The Craster family have owned lands at Craster since about 1278. The substantial rectangular pele tower, originally of four storeys, is believed to date from the mid 14th century. It is referred to in a survey of 1415 as in the ownership of Edmund Crasestir.
The property was enlarged around 1666 when a two-storey manor house was built adjoining the east side of the Tower. A stable block (Grade II listed) was built to the north in 1724.
In 1769, George Craster erected an impressive five-bayed, three-storey Georgian mansion adjoining the south side of the Tower, which was reduced to three storeys and recastellated at this time. This may be by Newcastle architect William Newton.

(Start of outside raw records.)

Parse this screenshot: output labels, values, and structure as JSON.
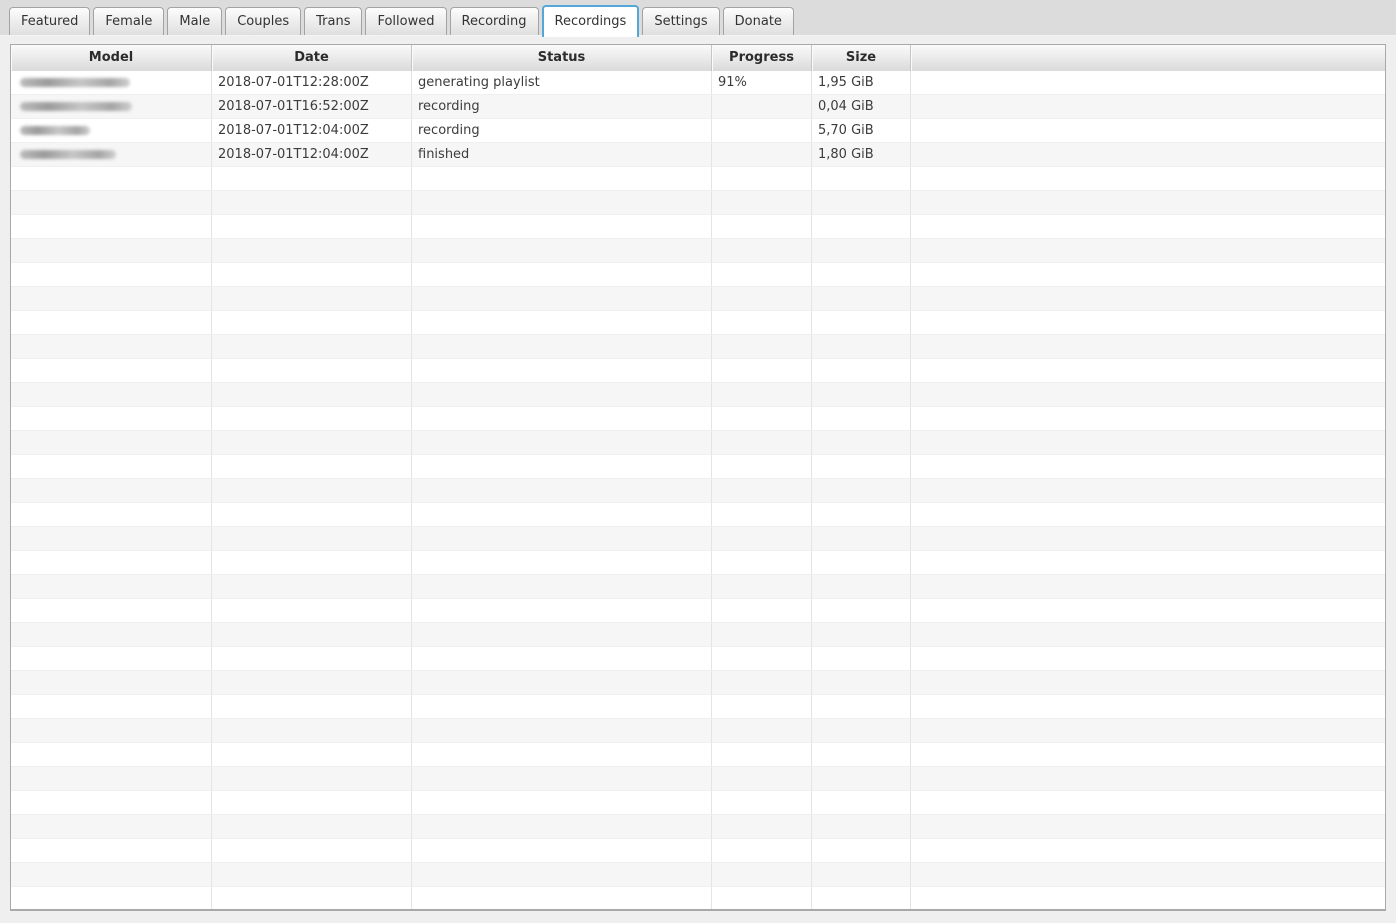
{
  "tabs": [
    {
      "label": "Featured",
      "active": false
    },
    {
      "label": "Female",
      "active": false
    },
    {
      "label": "Male",
      "active": false
    },
    {
      "label": "Couples",
      "active": false
    },
    {
      "label": "Trans",
      "active": false
    },
    {
      "label": "Followed",
      "active": false
    },
    {
      "label": "Recording",
      "active": false
    },
    {
      "label": "Recordings",
      "active": true
    },
    {
      "label": "Settings",
      "active": false
    },
    {
      "label": "Donate",
      "active": false
    }
  ],
  "recordings_table": {
    "columns": [
      {
        "key": "model",
        "label": "Model"
      },
      {
        "key": "date",
        "label": "Date"
      },
      {
        "key": "status",
        "label": "Status"
      },
      {
        "key": "progress",
        "label": "Progress"
      },
      {
        "key": "size",
        "label": "Size"
      },
      {
        "key": "fill",
        "label": ""
      }
    ],
    "rows": [
      {
        "model_redacted": true,
        "model_blur_width": 110,
        "date": "2018-07-01T12:28:00Z",
        "status": "generating playlist",
        "progress": "91%",
        "size": "1,95 GiB"
      },
      {
        "model_redacted": true,
        "model_blur_width": 112,
        "date": "2018-07-01T16:52:00Z",
        "status": "recording",
        "progress": "",
        "size": "0,04 GiB"
      },
      {
        "model_redacted": true,
        "model_blur_width": 70,
        "date": "2018-07-01T12:04:00Z",
        "status": "recording",
        "progress": "",
        "size": "5,70 GiB"
      },
      {
        "model_redacted": true,
        "model_blur_width": 96,
        "date": "2018-07-01T12:04:00Z",
        "status": "finished",
        "progress": "",
        "size": "1,80 GiB"
      }
    ],
    "empty_row_count": 31
  },
  "colors": {
    "active_tab_border": "#55a7d8",
    "tabbar_background": "#dcdcdc",
    "page_background": "#efefef",
    "row_stripe": "#f6f6f6"
  }
}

The greater part of the estate was sold by Sir John Craster in 1965. The Tower was bought back by his son, Oswin Craster, and his cousins and was restored and converted into three separate residential apartments.

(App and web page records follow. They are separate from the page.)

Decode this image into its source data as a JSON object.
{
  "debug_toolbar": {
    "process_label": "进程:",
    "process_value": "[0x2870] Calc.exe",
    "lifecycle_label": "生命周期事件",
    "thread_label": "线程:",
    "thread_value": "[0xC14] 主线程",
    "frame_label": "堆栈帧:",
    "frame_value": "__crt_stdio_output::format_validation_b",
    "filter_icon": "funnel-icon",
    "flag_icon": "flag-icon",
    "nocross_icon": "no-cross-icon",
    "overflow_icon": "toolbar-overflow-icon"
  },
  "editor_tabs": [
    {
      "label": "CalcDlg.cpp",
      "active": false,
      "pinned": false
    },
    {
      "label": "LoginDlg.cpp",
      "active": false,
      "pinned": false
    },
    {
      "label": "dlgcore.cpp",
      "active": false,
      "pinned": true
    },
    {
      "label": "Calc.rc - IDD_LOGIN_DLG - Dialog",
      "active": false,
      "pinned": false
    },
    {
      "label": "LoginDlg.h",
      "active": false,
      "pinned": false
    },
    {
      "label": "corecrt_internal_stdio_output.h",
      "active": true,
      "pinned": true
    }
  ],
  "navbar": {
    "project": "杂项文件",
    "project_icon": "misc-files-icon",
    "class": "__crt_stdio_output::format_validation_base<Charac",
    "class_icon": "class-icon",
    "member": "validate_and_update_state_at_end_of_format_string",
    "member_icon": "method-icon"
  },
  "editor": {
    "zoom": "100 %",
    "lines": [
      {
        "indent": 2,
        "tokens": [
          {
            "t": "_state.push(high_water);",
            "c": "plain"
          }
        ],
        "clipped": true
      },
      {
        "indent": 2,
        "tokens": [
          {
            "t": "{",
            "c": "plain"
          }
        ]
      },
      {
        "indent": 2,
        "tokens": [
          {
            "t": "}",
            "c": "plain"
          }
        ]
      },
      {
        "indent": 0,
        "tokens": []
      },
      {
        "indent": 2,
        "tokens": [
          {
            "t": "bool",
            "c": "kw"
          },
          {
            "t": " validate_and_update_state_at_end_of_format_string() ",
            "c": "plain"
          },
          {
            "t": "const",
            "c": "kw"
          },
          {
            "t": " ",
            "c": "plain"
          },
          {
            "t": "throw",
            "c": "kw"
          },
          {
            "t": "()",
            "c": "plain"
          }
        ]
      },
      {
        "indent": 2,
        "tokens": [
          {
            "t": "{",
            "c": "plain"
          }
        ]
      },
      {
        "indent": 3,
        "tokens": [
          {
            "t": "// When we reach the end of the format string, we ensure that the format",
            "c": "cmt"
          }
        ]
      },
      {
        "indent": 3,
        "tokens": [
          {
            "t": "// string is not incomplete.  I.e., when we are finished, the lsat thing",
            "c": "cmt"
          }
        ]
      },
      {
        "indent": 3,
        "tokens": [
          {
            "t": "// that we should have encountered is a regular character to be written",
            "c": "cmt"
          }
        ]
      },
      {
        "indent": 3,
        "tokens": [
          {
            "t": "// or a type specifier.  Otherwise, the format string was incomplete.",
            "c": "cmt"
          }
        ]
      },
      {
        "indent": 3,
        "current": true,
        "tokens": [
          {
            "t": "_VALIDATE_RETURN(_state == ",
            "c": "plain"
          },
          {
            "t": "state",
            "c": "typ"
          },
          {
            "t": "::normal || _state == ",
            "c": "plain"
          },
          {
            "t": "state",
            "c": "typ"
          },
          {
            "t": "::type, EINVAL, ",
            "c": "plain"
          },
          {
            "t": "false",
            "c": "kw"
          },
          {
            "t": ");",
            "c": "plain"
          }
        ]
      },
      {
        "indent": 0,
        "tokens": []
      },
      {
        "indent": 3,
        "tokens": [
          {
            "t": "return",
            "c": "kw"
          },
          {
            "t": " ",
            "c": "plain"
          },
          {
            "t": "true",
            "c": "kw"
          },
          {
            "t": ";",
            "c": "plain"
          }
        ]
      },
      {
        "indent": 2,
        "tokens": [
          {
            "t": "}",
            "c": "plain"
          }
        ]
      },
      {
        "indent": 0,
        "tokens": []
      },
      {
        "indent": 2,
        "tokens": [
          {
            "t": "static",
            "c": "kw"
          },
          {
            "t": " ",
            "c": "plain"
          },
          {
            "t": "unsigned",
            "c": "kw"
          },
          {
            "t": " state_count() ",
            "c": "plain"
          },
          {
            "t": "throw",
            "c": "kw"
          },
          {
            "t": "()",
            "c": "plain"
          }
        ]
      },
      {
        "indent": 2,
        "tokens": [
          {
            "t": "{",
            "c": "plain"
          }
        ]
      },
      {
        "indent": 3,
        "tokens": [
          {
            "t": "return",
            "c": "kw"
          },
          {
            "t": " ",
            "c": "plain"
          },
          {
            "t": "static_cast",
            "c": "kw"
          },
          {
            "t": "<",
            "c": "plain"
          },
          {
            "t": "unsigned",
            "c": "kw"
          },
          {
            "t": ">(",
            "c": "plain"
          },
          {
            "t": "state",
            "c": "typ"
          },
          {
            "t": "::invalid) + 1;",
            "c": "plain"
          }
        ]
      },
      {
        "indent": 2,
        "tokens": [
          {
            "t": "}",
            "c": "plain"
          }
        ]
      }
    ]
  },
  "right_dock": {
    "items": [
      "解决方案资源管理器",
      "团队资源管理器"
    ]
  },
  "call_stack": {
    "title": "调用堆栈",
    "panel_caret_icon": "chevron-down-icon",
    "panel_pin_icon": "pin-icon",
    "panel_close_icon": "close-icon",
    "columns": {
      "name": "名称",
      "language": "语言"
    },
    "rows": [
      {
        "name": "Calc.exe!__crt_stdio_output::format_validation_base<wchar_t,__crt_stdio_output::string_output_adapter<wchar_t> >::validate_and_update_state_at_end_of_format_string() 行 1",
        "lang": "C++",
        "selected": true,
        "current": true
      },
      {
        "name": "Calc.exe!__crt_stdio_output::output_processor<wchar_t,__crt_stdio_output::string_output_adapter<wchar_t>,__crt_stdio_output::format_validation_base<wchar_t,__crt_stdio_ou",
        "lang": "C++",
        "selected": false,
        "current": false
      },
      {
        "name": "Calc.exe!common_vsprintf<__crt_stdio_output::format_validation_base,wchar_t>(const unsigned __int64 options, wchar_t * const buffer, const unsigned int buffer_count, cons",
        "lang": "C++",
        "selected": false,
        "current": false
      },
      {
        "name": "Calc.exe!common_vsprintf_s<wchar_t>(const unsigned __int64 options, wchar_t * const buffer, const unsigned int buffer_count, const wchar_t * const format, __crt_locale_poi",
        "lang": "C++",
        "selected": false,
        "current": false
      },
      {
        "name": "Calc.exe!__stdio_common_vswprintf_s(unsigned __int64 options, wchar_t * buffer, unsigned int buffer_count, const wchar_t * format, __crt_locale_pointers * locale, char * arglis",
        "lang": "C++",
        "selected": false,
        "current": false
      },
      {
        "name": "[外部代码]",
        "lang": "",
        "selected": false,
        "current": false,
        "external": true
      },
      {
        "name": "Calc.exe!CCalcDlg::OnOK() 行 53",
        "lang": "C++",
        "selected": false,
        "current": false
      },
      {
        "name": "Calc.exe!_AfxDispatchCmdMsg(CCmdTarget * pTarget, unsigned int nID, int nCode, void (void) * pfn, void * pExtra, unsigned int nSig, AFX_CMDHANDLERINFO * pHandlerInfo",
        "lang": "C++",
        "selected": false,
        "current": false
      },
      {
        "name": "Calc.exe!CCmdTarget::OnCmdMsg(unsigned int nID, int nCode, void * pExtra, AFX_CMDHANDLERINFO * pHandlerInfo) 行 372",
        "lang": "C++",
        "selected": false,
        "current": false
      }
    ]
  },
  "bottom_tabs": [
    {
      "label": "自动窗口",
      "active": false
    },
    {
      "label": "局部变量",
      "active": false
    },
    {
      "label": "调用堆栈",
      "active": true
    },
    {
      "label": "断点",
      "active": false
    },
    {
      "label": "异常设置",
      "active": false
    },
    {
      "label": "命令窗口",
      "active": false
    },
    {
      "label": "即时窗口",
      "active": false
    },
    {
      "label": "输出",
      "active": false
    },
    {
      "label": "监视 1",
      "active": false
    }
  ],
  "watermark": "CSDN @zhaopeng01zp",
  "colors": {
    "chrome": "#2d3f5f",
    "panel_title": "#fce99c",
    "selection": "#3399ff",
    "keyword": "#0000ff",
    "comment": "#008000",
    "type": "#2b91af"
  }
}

Craster Tower is rectangular. At basement level, the walls are 2 metres (6 ft 7 in) thick and a barrel vault supports the upper building. Only one of the tower's windows is believed to be of medieval date. The tower originally had four storeys, but this was reduced to three by George Craster's heightening the middle floor during the 18th century.
- Historic England. "Craster Tower (1041813)". National Heritage List for England. Retrieved 25 July 2019.
- "Obituary - Oswin Craster". The Guardian. Retrieved 16 October 2015.
- "Craster Tower (Craster)". Keys to the Past. 2016-11-04.
- "CLHG History Walks Craster Tower". www.crasterhistory.org.uk. Retrieved 2020-06-26.